Chesterfield, it’s a story of love, betrayal and a malicious, talking couch. Dead Unicorn Ink is back after having the Ottawa Fringe 2012 Fan Favourite: Space Mystery… FROM OUTERSPACE. In Chesterfield, Zach buys a chesterfield for his wife of two years, Sarah as an anniversary present; however, once the couch starts talking and planting thoughts of betrayal into both Zach and Sarah’s mind they find themselves on the precipice of danger, from themselves and each other.
Should you see it?
I didn’t really get the point of this play. The plot is straightforward, but there was just something about this play that irked me. I’ll just get it out of the way and say right off the bat that I didn’t like it. In Chesterfield, we are introduced to three very unlikable characters full of insecurities and very little sympathy.
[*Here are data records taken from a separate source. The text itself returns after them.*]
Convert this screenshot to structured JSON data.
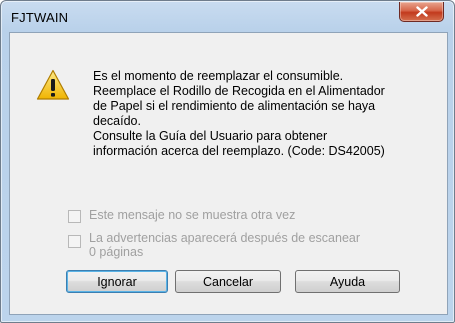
{
  "window": {
    "title": "FJTWAIN"
  },
  "dialog": {
    "message": "Es el momento de reemplazar el consumible.\nReemplace el Rodillo de Recogida en el Alimentador\nde Papel si el rendimiento de alimentación se haya\ndecaído.\n Consulte la Guía del Usuario para obtener\ninformación acerca del reemplazo.  (Code: DS42005)",
    "icon": "warning-icon",
    "checkboxes": [
      {
        "label": "Este mensaje no se muestra otra vez",
        "checked": false,
        "enabled": false
      },
      {
        "label": "La advertencias aparecerá después de escanear\n0 páginas",
        "checked": false,
        "enabled": false
      }
    ],
    "buttons": {
      "ignore": "Ignorar",
      "cancel": "Cancelar",
      "help": "Ayuda"
    }
  },
  "colors": {
    "frame": "#b9d1ea",
    "client": "#f0f0f0",
    "close_button": "#c23a1d",
    "disabled_text": "#a0a0a0",
    "warning_yellow": "#f5c211"
  }
}
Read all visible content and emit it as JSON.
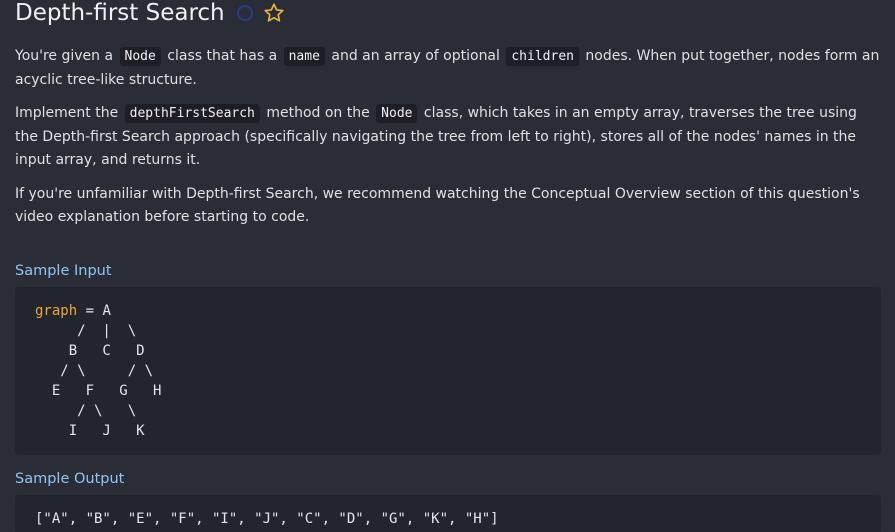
{
  "header": {
    "title": "Depth-first Search"
  },
  "description": {
    "p1": {
      "t1": "You're given a ",
      "c1": "Node",
      "t2": " class that has a ",
      "c2": "name",
      "t3": " and an array of optional ",
      "c3": "children",
      "t4": " nodes. When put together, nodes form an acyclic tree-like structure."
    },
    "p2": {
      "t1": "Implement the ",
      "c1": "depthFirstSearch",
      "t2": " method on the ",
      "c2": "Node",
      "t3": " class, which takes in an empty array, traverses the tree using the Depth-first Search approach (specifically navigating the tree from left to right), stores all of the nodes' names in the input array, and returns it."
    },
    "p3": {
      "t1": "If you're unfamiliar with Depth-first Search, we recommend watching the Conceptual Overview section of this question's video explanation before starting to code."
    }
  },
  "sample_input": {
    "heading": "Sample Input",
    "variable": "graph",
    "code": " = A\n     /  |  \\\n    B   C   D\n   / \\     / \\\n  E   F   G   H\n     / \\   \\\n    I   J   K"
  },
  "sample_output": {
    "heading": "Sample Output",
    "code": "[\"A\", \"B\", \"E\", \"F\", \"I\", \"J\", \"C\", \"D\", \"G\", \"K\", \"H\"]"
  },
  "colors": {
    "background": "#2b2d36",
    "heading_accent": "#8fc6f0",
    "keyword": "#e8a73a",
    "status_circle": "#283a8a",
    "star": "#e8b53a"
  },
  "icons": {
    "status": "status-circle-icon",
    "favorite": "star-icon"
  }
}
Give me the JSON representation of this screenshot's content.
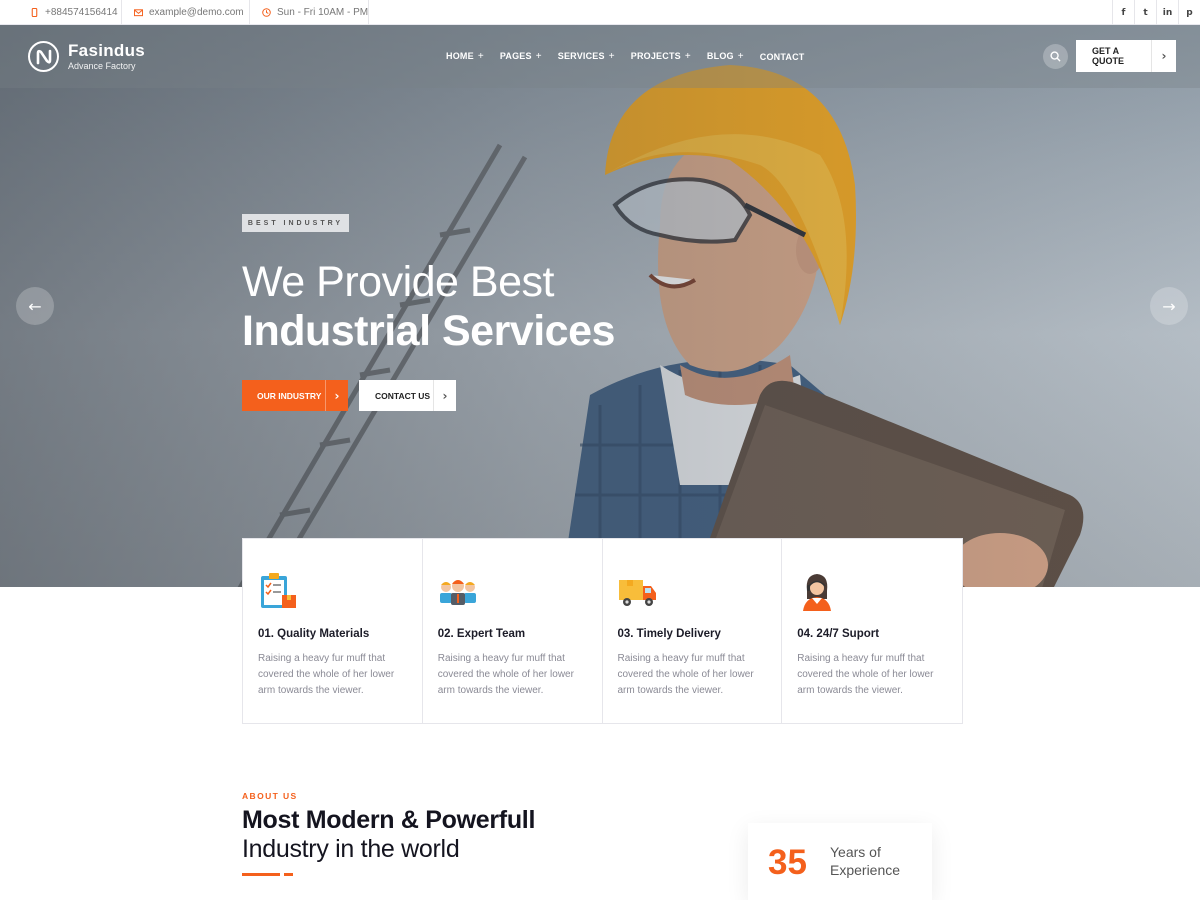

I’m unsure if these characters were written to be over-exaggerated or if they were just acted with over-exaggeration and lots of mind-numbing yelling. (I wish I had brought ear plugs.) It really didn’t feel like there was any coalescing chemistry amongst the cast.
The most enjoyable part of Chesterfield was actually the ridiculousness of a talking couch with a slight John Cleese accent. But then the little enjoyment I got from the couch was taken away by the fact that not a single character was in the least bit phased by a talking couch. Let me tell you this, if my couch starts talking to me I’ll have my “what the fuck is going on” moment, which will quickly lead to either a psychiatric evaluation for myself or pure and utter destruction of the couch.
One of the most infuriating parts of Chesterfield is that after the audience already figures out what is happening there will be little dialogue pieces that spell out exactly what has happened, it almost made me feel like we, the audience, were being treated like idiots.
Chesterfield takes a long time to get to the end goal, and I still have yet to see the point to this play, and the ending was by far the stupidest and nonsensical ending I have seen in a Fringe play in a long time.
Where Chesterfield deserves any sort of praise is in its fight sequence. There is a long and intense fight scene which is just beautifully choreographed and was one of the very few highlights of this play.
But that’s just my opinion and I’d love to know what you think. Was that one bad-ass Chesterfield? Did I miss the joke? Tell me in the comments below.